Paying attention to health practitioners’ fear of the vaccination is a necessity to control the pandemic

    Researchers of the Children’s Cancer Hospital Egypt 57357 cooperate with their counterparts in Alhussien Cancer Center and Faculty of Applied Science.

Researchers of the Children’s Cancer Hospital Egypt 57357 cooperate with their counterparts in Alhussien Cancer Center and Faculty of Applied Science, Jordan University, Oman on a research project the results of which were published in the “Vaccines” Covid-19 periodical.

As the pandemic is taking a toll on healthcare professionals and many of them suffer from physical and psychological harms while seeking to care about and protect millions of soles around the world, international health institutions recommend that they receive  priority in taking the COVID-19 vaccination. Despite that, studies that aim to record the healthcare workers’ opinions about taking the vaccines are rare, specially in the Arab countries.

Within this context, the researchers of Hospital 57357 cooperated with their counterparts in Alhusien center and Faculty of Applied Science, Jordan University in Oman in a research project that revealed  Arab health practitioners’ fear of COVID-19vaccination.

Mohamed Saudi, senior researcher at Hospital 57357’s  proteomics research unit and participant in the study says: the health sector workers are more exposed to infection, and the society follow their example regarding the health crisis. So their behavior and awareness role is important in controlling the pandemic.

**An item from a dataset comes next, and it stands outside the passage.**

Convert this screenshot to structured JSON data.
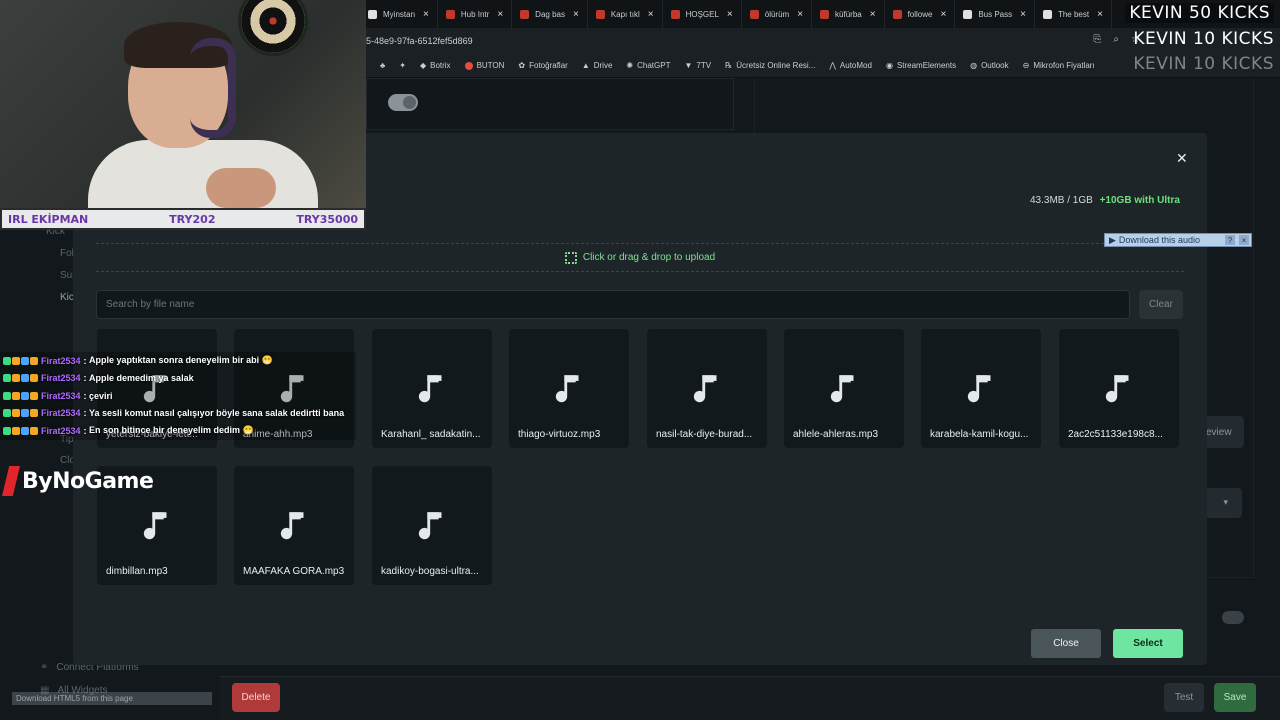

Researchers collected the study data through a questionnaire published on social communication sites during last January. The questionnaire contained 17 demographic and health questions about the types of vaccination available in the participant’s country, weather he took any of them, his opinion regarding the importance of taking the vaccination, his intention to take it and the reasons of his fear in case of rejecting it.

About 5 thousand volunteers from all the Arab countries shared in the study, except for Djibouti and the Comoros , in addition to 712 Arab health practitioners working outside Arab countries.

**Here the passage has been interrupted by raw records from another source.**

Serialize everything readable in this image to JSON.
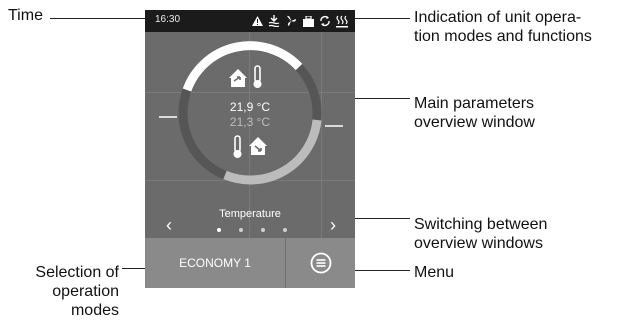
{
  "annotations": {
    "time": "Time",
    "indication": [
      "Indication of unit opera-",
      "tion modes and functions"
    ],
    "main_parameters": [
      "Main parameters",
      "overview window"
    ],
    "switching": [
      "Switching between",
      "overview windows"
    ],
    "selection": [
      "Selection of",
      "operation",
      "modes"
    ],
    "menu": "Menu"
  },
  "device": {
    "time": "16:30",
    "status_icons": [
      "warning-icon",
      "heat-exchanger-icon",
      "fan-icon",
      "filter-icon",
      "recycle-icon",
      "heater-icon"
    ],
    "temperature_supply": "21,9 °C",
    "temperature_extract": "21,3 °C",
    "carousel_title": "Temperature",
    "carousel_pages": 4,
    "carousel_active_page": 1,
    "mode_label": "ECONOMY 1",
    "prev_glyph": "‹",
    "next_glyph": "›"
  },
  "colors": {
    "screen_bg": "#6b6b6b",
    "status_bar": "#1b1b1b",
    "bottom_bar": "#8a8a8a",
    "arc_white": "#ffffff",
    "arc_light": "#bcbcbc",
    "arc_dark": "#565656"
  }
}
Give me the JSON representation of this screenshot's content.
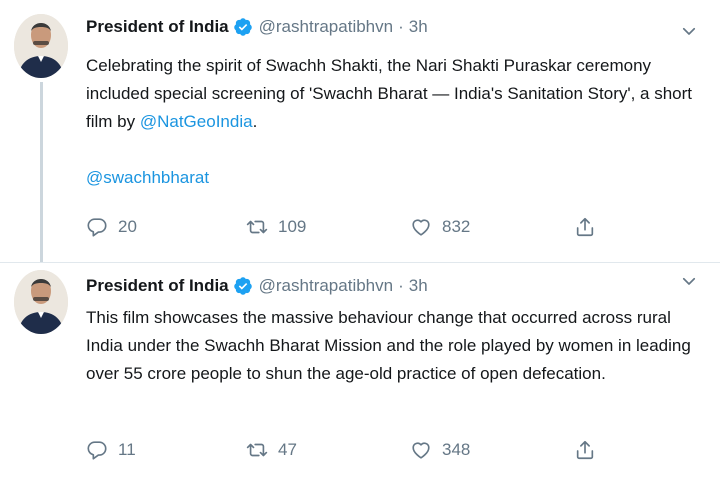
{
  "tweets": [
    {
      "author_name": "President of India",
      "handle": "@rashtrapatibhvn",
      "separator": "·",
      "time": "3h",
      "text_before": "Celebrating the spirit of Swachh Shakti, the Nari Shakti Puraskar ceremony included special screening of 'Swachh Bharat — India's Sanitation Story', a short film by ",
      "mention": "@NatGeoIndia",
      "text_after": ".",
      "hashtag_link": "@swachhbharat",
      "replies": "20",
      "retweets": "109",
      "likes": "832"
    },
    {
      "author_name": "President of India",
      "handle": "@rashtrapatibhvn",
      "separator": "·",
      "time": "3h",
      "text": "This film showcases the massive behaviour change that occurred across rural India under the Swachh Bharat Mission and the role played by women in leading over 55 crore people to shun the age-old practice of open defecation.",
      "replies": "11",
      "retweets": "47",
      "likes": "348"
    }
  ],
  "icons": {
    "verified": "verified-badge-icon",
    "more": "chevron-down-icon",
    "reply": "reply-icon",
    "retweet": "retweet-icon",
    "like": "heart-icon",
    "share": "share-icon"
  },
  "colors": {
    "link": "#1b95e0",
    "verified": "#1da1f2",
    "muted": "#657786",
    "thread_line": "#ccd6dd"
  }
}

The acceptance of the vaccination among the participants did not exceed 26.7%, while the ratio was more for those working outside Arab countries.

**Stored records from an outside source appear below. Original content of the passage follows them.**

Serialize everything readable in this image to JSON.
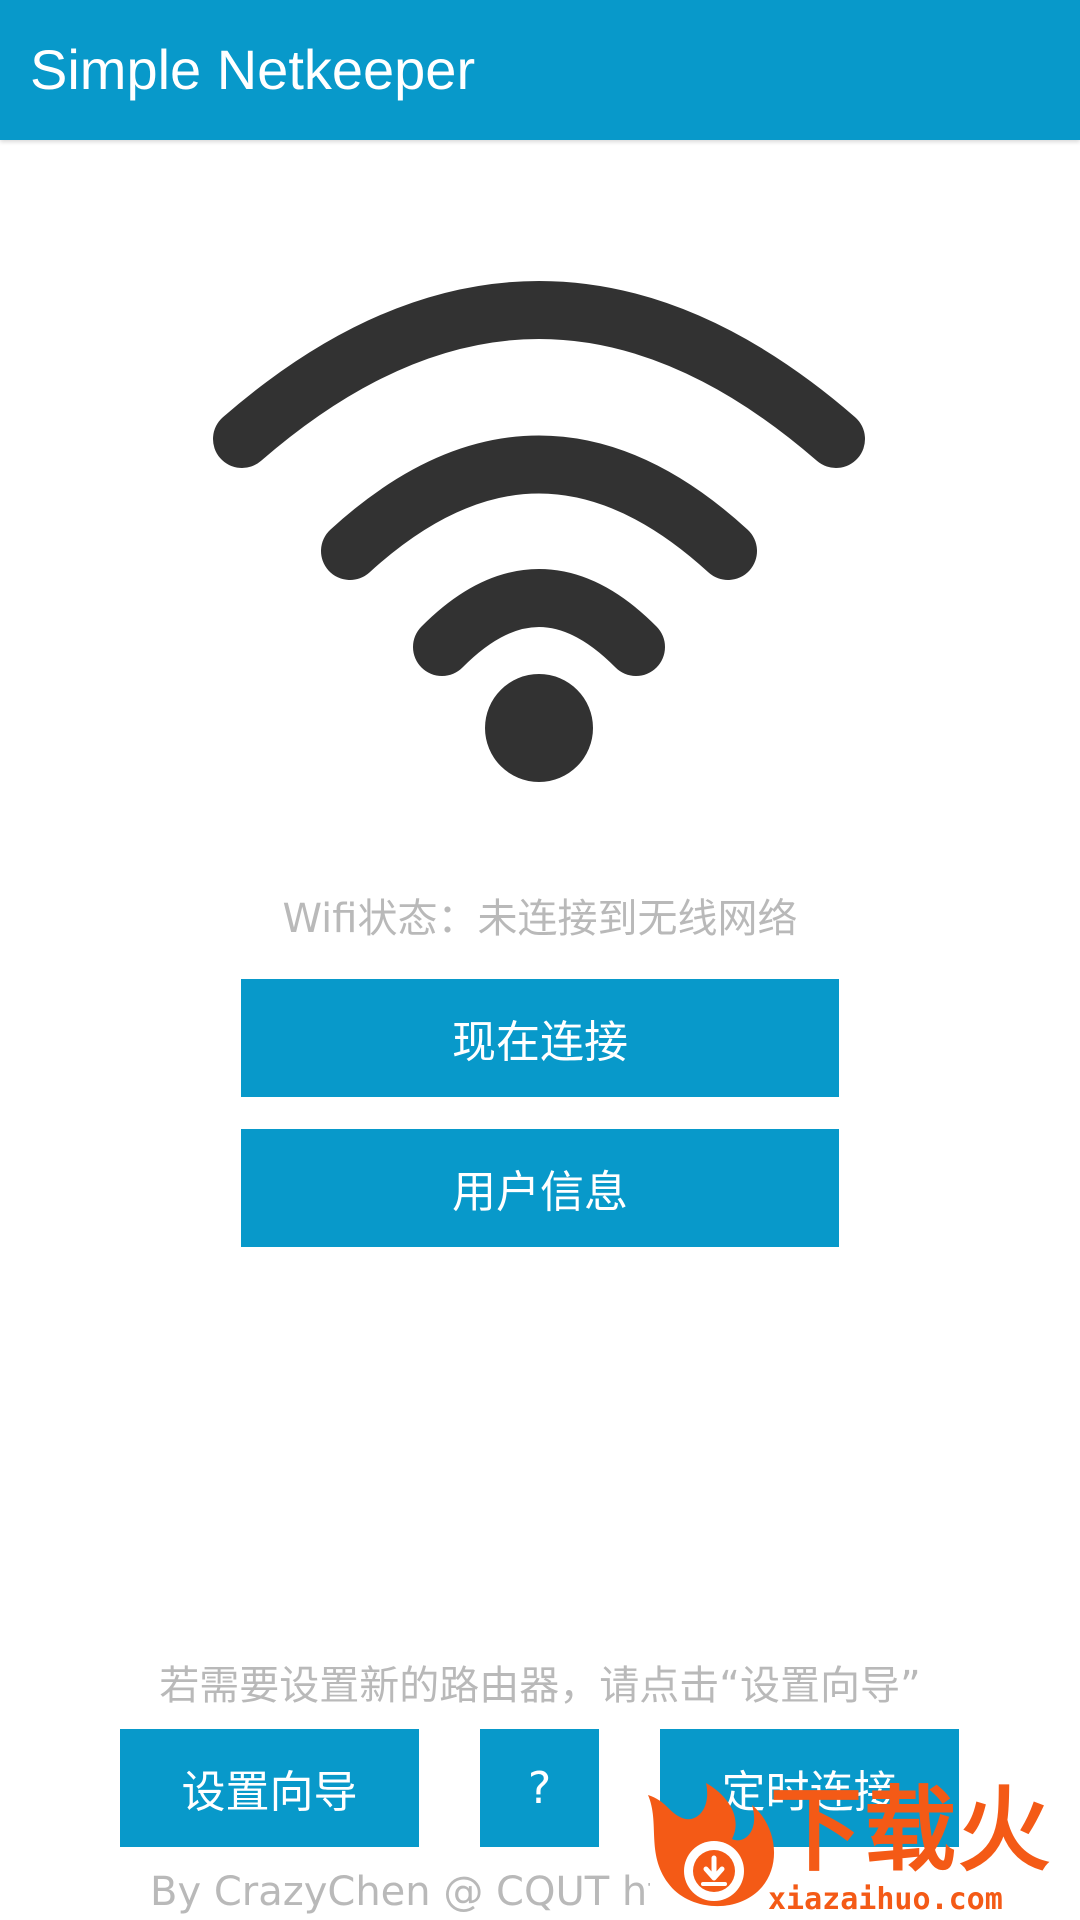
{
  "app": {
    "title": "Simple Netkeeper"
  },
  "icons": {
    "wifi": "wifi-icon",
    "watermark_logo": "flame-download-logo"
  },
  "main": {
    "wifi_status": "Wifi状态：未连接到无线网络",
    "connect_label": "现在连接",
    "userinfo_label": "用户信息"
  },
  "bottom": {
    "hint": "若需要设置新的路由器，请点击“设置向导”",
    "wizard_label": "设置向导",
    "help_label": "?",
    "timer_label": "定时连接",
    "footer": "By CrazyChen @ CQUT htt"
  },
  "watermark": {
    "text": "下载火",
    "url": "xiazaihuo.com"
  },
  "colors": {
    "primary": "#0899ca",
    "icon": "#323232",
    "muted_text": "#b9b9b9",
    "watermark": "#f45a16"
  }
}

The questionnaire showed that almost third of health practitioners in Arab countries did not know which vaccines were officially approved in their countries, while those who work outside the Arab countries were aware of the approved vaccinations and they trusted the health systems in the countries they work in.

Amongst the Arab countries, Kuwaitis accepted the vaccination the most, while in North African countries they showed less intention to take it.

About the most important reasons of participants’ fear of vaccination were their fear of the side effects, lack of trust in the vaccination safety due to its rapid production besides lack of trust in their countries’ health policies.

According to the data revealed by Bloomberg report in May 29, about two billion doses were given in 176 countries around the world, which is enough to protect 12% of the world population, most of them in the developed countries, while the Middle East and Africa are the least protected.

In its statement, the World Health Organization, WHO, revealed that the unprecedented cooperation efforts enabled the approval of the vaccination in an ideal timing to face the pandemic while preserving high protection and safety measures. It revealed that, just as with all the vaccinations, the organization will always monitor the safety of COVID-19 vaccination.

Dr. Alaa Alhadad, head of 57357’s pediatric oncology department  (not a participant in the study) revealed the need to ease transferring latest information about the vaccination and its safety to healthcare practitioners to reassure them and guaranty their effective participation.

Meanwhile, Saudi mentioned that the rate of accepting the vaccine among health practitioners is higher than that between non-health practitioners, while the role of health practitioners makes their effective participation a necessity to ensure their safety and the success of controlling the pandemic.

Researchers indicated that boosting the role of health practitioners would be possible through enhancing communication with them, and getting them involved in continuous discussion with decision makers to recognize their fear and their suggestions for facing the crisis.